Bar Journal August 2014
Complete Bar Journal
Home to six military bases, Oklahoma is no stranger to custody cases in which one — or both — parent(s) serve in our country’s armed forces. Military custody cases are often complicated by the possibility or reality of the servicemember-parent being ordered to temporarily relocate outside of Oklahoma. What happens to the deploying parent’s custody and parenting time with the child during deployment? How will decision-making authority be allocated while one parent is absent on military orders? What happens when the deployed parent returns?
Military custody, visitation and support cases can be intimidating. In the back of a lawyer’s mind, it is clear that federal law comes into play. Next, add the Department of Defense’s guidelines, policies and instructions. Finally, there is Oklahoma law for deployed service members. But there is not just Oklahoma’s law to consider. Due to the mobility of servicemembers (SMs) and their families, other state laws come into the mix and into the jurisdictional conflict.
The Department of Human Services (DHS) in Oklahoma has broad power to investigate allegations of abuse of minor children reported to it by the public. DHS conducts investigations that substantiate or unsubstantiate the allegations it receives. In the process of these investigations, records are compiled and reports are created related to the minor children involved. These records and reports can be relevant not only in contested custody cases, but also in criminal matters, protective orders and other types of civil litigation.
In 1910, Oklahoma statutory law granted the custodial parent specific rights and obligations regarding his child. The parent had the right to the custody, control and care of his child, the right to his child’s services and the right to receive the monies that his child earned.1 The parent could not, however, abuse his parental authority. The trial court could free the child from the parent’s dominion, place the child with one of the persons identified in the statute and enforce the parent’s duties of support and education.2
Under Oklahoma law, parents of children born outside of marriage have different automatic rights and obligations than those born of a marital relationship.
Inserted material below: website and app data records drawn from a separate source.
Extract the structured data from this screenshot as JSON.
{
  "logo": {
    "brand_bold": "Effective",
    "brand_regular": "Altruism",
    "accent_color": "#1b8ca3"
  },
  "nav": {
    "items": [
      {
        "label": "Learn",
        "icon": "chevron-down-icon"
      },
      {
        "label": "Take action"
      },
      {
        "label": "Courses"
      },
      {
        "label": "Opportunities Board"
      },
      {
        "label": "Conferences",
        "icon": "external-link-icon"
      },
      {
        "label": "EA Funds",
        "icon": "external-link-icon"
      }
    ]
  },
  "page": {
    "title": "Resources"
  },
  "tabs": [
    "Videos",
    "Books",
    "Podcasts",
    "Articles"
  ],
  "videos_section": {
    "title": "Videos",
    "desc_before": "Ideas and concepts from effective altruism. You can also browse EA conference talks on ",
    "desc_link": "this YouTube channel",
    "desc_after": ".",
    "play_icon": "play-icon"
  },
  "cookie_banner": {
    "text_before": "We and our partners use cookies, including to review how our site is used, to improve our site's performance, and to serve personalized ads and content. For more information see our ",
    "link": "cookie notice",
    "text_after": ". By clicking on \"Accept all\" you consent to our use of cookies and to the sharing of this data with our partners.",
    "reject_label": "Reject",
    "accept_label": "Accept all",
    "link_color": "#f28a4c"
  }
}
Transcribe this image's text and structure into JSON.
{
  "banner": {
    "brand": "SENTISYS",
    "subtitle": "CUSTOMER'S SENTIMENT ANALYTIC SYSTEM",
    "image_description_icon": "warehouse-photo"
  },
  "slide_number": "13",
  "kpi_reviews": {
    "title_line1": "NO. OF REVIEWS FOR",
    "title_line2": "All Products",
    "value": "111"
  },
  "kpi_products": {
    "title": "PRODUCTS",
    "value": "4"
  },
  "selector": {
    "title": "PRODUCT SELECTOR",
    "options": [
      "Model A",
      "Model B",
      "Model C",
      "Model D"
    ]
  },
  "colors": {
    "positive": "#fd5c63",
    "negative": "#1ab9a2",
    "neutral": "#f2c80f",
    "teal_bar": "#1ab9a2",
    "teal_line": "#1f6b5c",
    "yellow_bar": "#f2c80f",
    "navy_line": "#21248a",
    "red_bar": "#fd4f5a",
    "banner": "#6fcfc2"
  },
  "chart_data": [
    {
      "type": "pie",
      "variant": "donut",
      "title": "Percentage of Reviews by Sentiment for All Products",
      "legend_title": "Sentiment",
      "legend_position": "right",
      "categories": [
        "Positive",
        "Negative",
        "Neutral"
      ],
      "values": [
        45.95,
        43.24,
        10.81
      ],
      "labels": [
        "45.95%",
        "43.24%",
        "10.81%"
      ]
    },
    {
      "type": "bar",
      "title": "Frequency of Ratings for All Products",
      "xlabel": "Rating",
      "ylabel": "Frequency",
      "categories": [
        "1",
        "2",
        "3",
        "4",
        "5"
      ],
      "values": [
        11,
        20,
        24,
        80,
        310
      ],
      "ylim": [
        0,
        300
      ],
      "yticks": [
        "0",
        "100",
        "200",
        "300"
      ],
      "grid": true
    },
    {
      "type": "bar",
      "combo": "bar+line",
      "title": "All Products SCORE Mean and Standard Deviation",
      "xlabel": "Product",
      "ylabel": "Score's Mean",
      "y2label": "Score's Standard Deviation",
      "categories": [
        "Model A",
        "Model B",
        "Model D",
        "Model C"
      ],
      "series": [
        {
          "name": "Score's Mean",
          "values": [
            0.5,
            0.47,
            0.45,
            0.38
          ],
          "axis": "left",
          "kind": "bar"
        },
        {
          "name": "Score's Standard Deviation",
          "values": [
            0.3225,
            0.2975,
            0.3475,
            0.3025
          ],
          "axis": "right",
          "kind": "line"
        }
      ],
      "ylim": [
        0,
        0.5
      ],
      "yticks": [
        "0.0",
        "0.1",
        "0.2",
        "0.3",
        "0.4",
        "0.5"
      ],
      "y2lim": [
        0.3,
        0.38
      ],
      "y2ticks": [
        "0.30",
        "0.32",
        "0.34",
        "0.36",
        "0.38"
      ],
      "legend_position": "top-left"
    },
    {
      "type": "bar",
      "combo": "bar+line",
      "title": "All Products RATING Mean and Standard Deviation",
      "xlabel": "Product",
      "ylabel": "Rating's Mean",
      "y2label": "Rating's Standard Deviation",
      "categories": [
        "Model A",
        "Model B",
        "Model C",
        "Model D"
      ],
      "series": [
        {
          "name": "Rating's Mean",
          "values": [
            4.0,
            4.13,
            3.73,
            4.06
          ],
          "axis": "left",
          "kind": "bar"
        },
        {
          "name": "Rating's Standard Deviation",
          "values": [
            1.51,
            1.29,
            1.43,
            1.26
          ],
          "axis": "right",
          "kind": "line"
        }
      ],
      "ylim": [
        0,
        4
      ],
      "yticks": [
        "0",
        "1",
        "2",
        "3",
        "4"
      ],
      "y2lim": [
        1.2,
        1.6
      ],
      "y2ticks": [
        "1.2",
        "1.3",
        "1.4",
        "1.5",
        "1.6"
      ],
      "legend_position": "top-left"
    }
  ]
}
Generally, if a child is born of a marriage, both parents have legal rights and responsibilities, as the husband is presumed to be the father of the child. Conversely, mothers of children born outside of marriage have custody by default, and unwed fathers have no automatic rights to custody or visitation.1 The Uniform Parentage Act, found in 10 O.S. §7700, et seq., applies in paternity proceedings.
In 1984, the U.S. Supreme Court set forth the standard under which claims of ineffective assistance of counsel in criminal cases are still judged in most jurisdictions in the case of Strickland v. Washington.1 As the right to counsel has expanded to encompass certain civil issues, the standard of effective assistance of counsel has likewise been expanded to those civil proceedings. This article will identify the standards set forth in Strickland, examine the application of the same in civil cases and recognize its civil progeny.
In 2011, the Oklahoma Legislature made significant changes to the Oklahoma Anti-
Discrimination Act (OADA). These changes include the elimination of status-based Burk public policy tort claims, the creation of an exclusive statutory cause of action for plaintiffs asserting violations of the OADA and the trimming of remedies available to successful plaintiffs under the OADA. Specifically, monetary damages under the revised OADA are limited to back pay and an additional amount as liquidated damages, designed to compensate the injured party.1 Any interim earnings or amounts that could have been earned with reasonable diligence by the party discriminated against are deducted from these damages.2, 3 Emotional distress and punitive damages are not mentioned in the revised OADA.
The OBA Women in Law Committee is proud to bring a six-hour CLE presentation on the timely topic, “A Dialogue on the Dynamics of a Fair and Independent Judiciary in a Politically Charged Nation” on Friday, Oct. 3. The conference is being hosted by the University of Tulsa College of Law in Tulsa.
You may have read or heard about the Mandatory Continuing Legal Education (MCLE) Commission’s proposed change to the MCLE Rules that will eliminate the age 65 exemption from the
MCLE requirements. The proposed change was approved by the Oklahoma Supreme Court on April 7, 2014, with an effective date